*** Given entries Section Begins ***

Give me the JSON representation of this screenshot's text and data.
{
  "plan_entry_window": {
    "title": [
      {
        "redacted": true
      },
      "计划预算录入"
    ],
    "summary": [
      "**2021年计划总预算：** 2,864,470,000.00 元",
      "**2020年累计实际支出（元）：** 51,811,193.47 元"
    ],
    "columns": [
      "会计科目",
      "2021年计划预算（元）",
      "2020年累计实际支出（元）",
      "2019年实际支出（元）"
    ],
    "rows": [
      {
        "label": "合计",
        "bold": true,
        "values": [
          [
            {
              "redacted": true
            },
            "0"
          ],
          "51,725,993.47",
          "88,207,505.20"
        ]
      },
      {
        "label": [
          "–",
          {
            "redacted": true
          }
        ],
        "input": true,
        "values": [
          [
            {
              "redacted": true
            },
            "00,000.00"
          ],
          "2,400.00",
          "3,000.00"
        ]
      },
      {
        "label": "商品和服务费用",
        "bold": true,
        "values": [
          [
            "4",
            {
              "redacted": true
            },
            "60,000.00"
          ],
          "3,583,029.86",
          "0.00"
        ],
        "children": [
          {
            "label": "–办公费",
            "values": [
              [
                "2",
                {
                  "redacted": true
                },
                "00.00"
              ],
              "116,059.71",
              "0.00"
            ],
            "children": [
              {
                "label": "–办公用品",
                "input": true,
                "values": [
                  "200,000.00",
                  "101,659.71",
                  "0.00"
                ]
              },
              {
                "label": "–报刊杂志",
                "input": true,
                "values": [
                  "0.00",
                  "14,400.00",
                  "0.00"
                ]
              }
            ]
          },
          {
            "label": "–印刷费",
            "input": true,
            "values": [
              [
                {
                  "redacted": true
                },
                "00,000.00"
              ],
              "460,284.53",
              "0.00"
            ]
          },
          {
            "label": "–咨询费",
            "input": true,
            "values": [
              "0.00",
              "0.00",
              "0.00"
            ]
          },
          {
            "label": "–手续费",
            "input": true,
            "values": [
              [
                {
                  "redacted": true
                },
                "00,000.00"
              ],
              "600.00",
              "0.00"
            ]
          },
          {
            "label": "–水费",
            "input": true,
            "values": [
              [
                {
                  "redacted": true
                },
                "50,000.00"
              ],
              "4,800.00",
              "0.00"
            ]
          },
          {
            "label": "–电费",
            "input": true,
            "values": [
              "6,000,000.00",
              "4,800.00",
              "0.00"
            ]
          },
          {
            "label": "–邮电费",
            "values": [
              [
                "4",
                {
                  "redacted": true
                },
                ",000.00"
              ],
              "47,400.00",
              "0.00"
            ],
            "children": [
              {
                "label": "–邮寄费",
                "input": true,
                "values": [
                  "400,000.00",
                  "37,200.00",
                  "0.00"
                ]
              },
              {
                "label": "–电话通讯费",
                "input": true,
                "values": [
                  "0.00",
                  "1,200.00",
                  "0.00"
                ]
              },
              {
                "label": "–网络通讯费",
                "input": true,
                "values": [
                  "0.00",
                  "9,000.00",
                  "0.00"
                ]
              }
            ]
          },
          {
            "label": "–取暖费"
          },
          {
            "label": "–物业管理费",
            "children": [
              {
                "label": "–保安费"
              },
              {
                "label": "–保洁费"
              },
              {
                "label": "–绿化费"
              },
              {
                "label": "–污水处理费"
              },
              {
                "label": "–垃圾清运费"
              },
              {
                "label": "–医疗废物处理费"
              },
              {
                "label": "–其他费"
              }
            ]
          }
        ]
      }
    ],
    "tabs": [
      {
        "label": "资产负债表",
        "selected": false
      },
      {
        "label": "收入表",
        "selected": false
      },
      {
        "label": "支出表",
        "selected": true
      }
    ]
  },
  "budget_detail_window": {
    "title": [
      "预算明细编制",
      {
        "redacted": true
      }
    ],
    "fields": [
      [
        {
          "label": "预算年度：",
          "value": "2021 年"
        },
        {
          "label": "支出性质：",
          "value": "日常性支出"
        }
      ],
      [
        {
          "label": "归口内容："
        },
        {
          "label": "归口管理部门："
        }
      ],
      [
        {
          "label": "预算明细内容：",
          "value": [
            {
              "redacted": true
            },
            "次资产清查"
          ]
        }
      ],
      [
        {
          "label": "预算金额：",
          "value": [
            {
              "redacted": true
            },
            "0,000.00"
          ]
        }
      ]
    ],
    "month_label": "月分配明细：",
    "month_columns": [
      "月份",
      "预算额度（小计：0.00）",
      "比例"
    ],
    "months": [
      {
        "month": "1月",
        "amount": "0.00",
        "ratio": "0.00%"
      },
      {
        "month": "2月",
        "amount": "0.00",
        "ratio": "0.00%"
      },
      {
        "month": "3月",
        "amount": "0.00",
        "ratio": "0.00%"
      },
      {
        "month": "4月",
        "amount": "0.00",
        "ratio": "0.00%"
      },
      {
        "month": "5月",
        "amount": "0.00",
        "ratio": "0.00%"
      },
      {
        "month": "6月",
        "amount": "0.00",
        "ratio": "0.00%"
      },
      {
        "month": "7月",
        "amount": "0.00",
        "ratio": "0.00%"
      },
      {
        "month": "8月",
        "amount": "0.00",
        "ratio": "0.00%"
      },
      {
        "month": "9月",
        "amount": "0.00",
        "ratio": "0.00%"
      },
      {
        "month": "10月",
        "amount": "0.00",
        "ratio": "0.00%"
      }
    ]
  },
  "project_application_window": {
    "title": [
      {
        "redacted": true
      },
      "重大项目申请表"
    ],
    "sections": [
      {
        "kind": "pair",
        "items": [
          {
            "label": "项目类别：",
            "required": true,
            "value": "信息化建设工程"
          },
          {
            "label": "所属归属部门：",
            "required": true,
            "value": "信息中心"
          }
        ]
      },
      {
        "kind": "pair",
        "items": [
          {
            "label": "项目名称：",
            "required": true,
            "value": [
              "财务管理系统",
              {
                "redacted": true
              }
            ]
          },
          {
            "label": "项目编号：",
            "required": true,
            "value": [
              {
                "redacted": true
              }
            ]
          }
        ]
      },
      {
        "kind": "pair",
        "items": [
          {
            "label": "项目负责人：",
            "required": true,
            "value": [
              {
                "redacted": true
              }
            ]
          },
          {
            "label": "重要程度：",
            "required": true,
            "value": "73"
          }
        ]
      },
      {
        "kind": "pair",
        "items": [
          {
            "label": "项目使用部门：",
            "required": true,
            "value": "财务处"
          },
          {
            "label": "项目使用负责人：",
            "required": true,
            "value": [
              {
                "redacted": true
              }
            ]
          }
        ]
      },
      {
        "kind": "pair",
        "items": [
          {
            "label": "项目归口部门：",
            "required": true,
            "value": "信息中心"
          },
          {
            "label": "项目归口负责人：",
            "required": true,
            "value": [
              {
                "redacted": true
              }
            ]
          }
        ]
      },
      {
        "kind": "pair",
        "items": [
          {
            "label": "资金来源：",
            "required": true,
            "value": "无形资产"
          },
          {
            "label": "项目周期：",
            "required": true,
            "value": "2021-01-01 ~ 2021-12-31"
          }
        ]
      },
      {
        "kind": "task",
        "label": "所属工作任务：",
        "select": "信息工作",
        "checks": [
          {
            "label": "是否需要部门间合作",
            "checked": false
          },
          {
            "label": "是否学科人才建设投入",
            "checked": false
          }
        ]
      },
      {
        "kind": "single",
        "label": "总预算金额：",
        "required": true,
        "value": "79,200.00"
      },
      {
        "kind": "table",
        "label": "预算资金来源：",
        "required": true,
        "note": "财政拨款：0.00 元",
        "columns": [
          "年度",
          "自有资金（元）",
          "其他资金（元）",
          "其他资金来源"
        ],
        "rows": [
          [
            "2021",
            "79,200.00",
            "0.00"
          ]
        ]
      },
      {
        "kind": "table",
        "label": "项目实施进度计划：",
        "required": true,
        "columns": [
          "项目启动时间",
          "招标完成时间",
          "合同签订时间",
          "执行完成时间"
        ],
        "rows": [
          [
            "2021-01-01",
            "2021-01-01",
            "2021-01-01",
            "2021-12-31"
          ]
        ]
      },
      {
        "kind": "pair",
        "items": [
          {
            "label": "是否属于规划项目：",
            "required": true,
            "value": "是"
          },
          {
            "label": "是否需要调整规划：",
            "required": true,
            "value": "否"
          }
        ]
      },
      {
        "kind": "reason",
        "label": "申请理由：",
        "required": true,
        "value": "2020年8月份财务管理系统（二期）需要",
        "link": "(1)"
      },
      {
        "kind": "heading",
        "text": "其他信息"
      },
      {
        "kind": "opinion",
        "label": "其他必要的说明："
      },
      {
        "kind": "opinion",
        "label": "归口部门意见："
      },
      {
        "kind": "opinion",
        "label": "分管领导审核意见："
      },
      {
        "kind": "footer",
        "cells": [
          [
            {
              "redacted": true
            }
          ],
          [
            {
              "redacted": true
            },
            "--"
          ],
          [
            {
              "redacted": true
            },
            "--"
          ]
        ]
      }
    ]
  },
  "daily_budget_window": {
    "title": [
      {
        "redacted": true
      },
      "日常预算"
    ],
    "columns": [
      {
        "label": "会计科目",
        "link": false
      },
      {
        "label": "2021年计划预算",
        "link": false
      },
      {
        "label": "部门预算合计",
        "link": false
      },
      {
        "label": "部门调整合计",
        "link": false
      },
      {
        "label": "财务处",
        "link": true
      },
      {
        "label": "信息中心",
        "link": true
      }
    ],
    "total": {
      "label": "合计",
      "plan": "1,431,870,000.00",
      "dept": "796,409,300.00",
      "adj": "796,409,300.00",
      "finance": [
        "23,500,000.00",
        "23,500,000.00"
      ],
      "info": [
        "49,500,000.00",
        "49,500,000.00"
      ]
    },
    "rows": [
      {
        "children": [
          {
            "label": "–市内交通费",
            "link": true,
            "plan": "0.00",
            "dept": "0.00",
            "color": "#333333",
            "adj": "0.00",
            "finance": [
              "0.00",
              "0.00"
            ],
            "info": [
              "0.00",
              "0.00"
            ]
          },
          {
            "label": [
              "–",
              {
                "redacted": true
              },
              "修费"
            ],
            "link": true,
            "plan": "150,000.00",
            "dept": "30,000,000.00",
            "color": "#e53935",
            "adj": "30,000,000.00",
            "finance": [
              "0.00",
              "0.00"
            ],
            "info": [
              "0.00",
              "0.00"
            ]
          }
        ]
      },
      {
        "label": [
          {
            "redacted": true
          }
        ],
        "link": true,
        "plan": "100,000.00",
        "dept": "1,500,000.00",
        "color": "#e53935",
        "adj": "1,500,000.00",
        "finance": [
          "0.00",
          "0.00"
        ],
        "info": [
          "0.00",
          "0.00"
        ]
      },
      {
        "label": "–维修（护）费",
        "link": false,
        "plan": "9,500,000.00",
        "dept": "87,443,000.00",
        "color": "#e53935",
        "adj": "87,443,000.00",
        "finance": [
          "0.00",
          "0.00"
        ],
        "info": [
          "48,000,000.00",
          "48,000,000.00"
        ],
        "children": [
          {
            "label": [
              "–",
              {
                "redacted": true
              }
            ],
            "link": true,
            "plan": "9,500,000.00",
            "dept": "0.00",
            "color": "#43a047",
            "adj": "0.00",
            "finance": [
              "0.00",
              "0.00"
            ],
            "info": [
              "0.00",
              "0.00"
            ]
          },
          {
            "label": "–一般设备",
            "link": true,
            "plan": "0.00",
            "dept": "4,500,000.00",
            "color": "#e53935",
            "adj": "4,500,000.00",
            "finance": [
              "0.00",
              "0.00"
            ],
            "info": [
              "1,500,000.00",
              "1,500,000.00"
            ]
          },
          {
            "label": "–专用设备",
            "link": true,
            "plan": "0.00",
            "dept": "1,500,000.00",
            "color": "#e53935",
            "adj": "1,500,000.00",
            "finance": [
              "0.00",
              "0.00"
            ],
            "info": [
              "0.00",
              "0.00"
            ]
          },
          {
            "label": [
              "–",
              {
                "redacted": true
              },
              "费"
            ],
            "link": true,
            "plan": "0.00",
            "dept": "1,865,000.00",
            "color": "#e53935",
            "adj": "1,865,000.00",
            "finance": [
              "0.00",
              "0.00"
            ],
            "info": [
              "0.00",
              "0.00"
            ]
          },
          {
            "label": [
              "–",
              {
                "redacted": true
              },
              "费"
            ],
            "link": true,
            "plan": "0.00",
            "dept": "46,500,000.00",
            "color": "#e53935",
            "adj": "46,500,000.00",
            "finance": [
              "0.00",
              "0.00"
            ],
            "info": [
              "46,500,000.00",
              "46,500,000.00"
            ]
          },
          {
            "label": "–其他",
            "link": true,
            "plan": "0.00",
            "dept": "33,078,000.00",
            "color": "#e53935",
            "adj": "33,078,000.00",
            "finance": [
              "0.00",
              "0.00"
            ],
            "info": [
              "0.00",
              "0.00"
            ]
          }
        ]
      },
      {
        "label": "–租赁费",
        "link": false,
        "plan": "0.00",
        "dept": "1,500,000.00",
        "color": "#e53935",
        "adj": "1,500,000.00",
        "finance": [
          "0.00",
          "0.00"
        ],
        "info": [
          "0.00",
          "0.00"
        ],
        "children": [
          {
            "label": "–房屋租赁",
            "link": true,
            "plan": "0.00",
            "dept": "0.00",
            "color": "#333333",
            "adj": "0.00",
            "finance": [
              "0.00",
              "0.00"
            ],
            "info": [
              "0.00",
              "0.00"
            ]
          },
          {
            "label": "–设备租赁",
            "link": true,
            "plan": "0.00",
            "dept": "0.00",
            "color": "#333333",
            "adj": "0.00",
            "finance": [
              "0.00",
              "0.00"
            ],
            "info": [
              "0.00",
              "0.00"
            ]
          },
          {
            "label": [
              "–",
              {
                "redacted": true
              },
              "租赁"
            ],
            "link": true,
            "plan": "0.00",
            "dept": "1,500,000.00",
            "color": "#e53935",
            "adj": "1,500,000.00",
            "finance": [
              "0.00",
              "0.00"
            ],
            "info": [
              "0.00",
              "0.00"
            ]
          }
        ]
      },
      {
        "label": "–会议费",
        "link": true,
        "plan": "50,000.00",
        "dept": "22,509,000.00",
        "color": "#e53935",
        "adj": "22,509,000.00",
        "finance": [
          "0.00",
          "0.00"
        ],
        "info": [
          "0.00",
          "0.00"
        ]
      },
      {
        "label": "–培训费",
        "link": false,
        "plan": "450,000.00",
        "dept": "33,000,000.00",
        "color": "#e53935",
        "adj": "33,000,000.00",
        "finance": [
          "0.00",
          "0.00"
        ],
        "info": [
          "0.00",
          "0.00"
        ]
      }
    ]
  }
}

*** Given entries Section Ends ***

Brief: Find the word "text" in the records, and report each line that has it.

Exercise solution:
Give me the JSON representation of this screenshot's text and data.
        "text": "其他信息"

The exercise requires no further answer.